Set down the records that follow exactly, every line of them.

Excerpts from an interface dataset
^^^^^^^^

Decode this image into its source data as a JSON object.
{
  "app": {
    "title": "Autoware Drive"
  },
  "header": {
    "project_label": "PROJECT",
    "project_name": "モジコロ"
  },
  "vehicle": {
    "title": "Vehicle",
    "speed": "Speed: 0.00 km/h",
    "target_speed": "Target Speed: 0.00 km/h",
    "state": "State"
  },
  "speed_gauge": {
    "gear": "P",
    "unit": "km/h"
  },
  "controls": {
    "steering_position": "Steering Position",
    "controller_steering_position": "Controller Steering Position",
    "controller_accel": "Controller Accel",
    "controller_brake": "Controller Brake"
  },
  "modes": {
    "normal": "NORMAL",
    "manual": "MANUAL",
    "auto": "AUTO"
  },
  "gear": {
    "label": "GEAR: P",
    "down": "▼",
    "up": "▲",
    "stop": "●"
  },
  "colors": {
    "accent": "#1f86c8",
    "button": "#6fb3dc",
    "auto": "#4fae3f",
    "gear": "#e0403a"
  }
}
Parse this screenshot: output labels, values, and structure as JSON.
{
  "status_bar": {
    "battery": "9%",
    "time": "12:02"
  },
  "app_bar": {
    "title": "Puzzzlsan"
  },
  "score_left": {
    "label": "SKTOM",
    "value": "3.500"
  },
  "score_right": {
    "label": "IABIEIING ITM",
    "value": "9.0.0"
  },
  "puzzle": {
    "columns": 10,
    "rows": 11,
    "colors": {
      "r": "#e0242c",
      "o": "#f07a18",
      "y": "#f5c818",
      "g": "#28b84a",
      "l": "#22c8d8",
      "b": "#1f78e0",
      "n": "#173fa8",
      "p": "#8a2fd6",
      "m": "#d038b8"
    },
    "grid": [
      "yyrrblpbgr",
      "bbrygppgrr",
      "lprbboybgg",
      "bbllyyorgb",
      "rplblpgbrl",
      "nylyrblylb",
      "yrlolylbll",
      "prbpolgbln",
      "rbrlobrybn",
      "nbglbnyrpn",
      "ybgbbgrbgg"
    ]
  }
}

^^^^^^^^

Solution to this problem
Decode this image into its source data as a JSON object.
{
  "app": {
    "title": "Autoware Drive"
  },
  "header": {
    "project_label": "PROJECT",
    "project_name": "モジコロ"
  },
  "vehicle": {
    "title": "Vehicle",
    "speed": "Speed: 0.00 km/h",
    "target_speed": "Target Speed: 0.00 km/h",
    "state": "State"
  },
  "speed_gauge": {
    "gear": "P",
    "unit": "km/h"
  },
  "controls": {
    "steering_position": "Steering Position",
    "controller_steering_position": "Controller Steering Position",
    "controller_accel": "Controller Accel",
    "controller_brake": "Controller Brake"
  },
  "modes": {
    "normal": "NORMAL",
    "manual": "MANUAL",
    "auto": "AUTO"
  },
  "gear": {
    "label": "GEAR: P",
    "down": "▼",
    "up": "▲",
    "stop": "●"
  },
  "colors": {
    "accent": "#1f86c8",
    "button": "#6fb3dc",
    "auto": "#4fae3f",
    "gear": "#e0403a"
  }
}
Parse this screenshot: output labels, values, and structure as JSON.
{
  "status_bar": {
    "battery": "9%",
    "time": "12:02"
  },
  "app_bar": {
    "title": "Puzzzlsan"
  },
  "score_left": {
    "label": "SKTOM",
    "value": "3.500"
  },
  "score_right": {
    "label": "IABIEIING ITM",
    "value": "9.0.0"
  },
  "puzzle": {
    "columns": 10,
    "rows": 11,
    "colors": {
      "r": "#e0242c",
      "o": "#f07a18",
      "y": "#f5c818",
      "g": "#28b84a",
      "l": "#22c8d8",
      "b": "#1f78e0",
      "n": "#173fa8",
      "p": "#8a2fd6",
      "m": "#d038b8"
    },
    "grid": [
      "yyrrblpbgr",
      "bbrygppgrr",
      "lprbboybgg",
      "bbllyyorgb",
      "rplblpgbrl",
      "nylyrblylb",
      "yrlolylbll",
      "prbpolgbln",
      "rbrlobrybn",
      "nbglbnyrpn",
      "ybgbbgrbgg"
    ]
  }
}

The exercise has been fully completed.